=== Section Start ===

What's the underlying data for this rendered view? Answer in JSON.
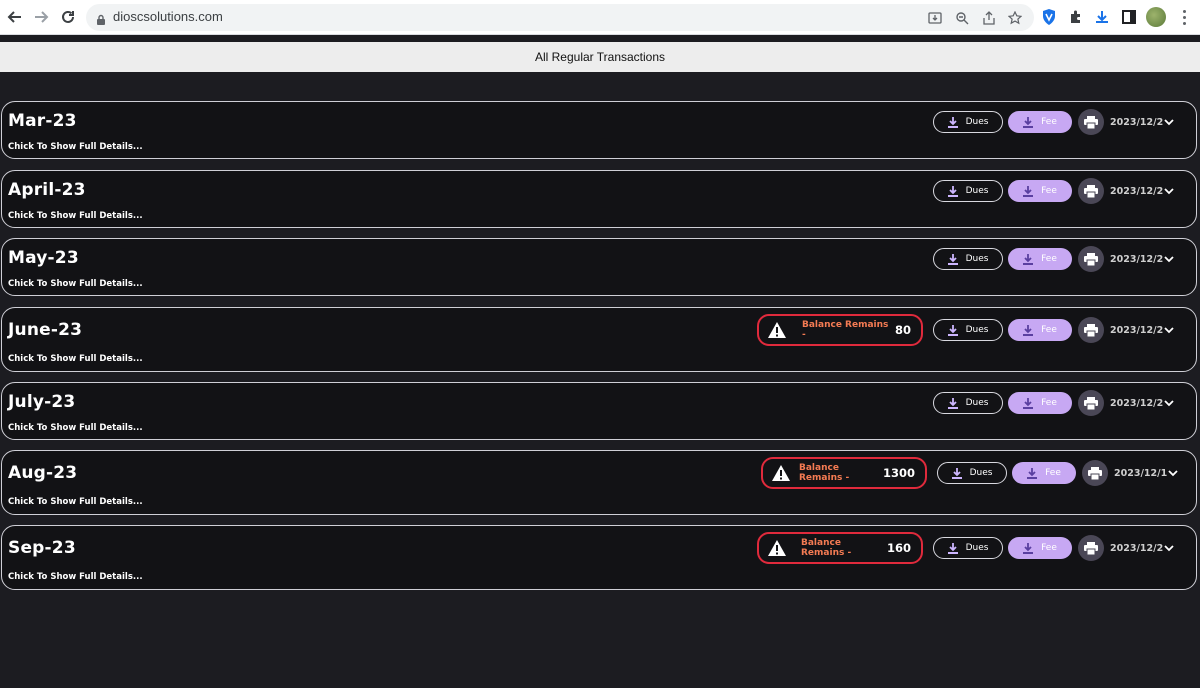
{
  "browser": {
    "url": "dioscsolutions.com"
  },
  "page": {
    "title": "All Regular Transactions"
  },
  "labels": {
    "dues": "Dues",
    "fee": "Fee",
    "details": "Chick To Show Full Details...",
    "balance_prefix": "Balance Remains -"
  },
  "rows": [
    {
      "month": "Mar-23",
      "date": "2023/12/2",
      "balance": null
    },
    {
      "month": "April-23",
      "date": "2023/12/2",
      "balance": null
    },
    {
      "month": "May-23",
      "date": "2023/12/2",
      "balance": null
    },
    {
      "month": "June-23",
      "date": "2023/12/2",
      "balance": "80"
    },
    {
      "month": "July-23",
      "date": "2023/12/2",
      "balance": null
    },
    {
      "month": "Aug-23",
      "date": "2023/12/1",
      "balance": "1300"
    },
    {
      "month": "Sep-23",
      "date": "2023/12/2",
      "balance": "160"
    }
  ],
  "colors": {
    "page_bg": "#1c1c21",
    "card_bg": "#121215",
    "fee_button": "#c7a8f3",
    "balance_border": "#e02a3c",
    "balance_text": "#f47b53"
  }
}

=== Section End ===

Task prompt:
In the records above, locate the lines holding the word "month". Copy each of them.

Solution for this problem:
      "month": "Mar-23",
      "month": "April-23",
      "month": "May-23",
      "month": "June-23",
      "month": "July-23",
      "month": "Aug-23",
      "month": "Sep-23",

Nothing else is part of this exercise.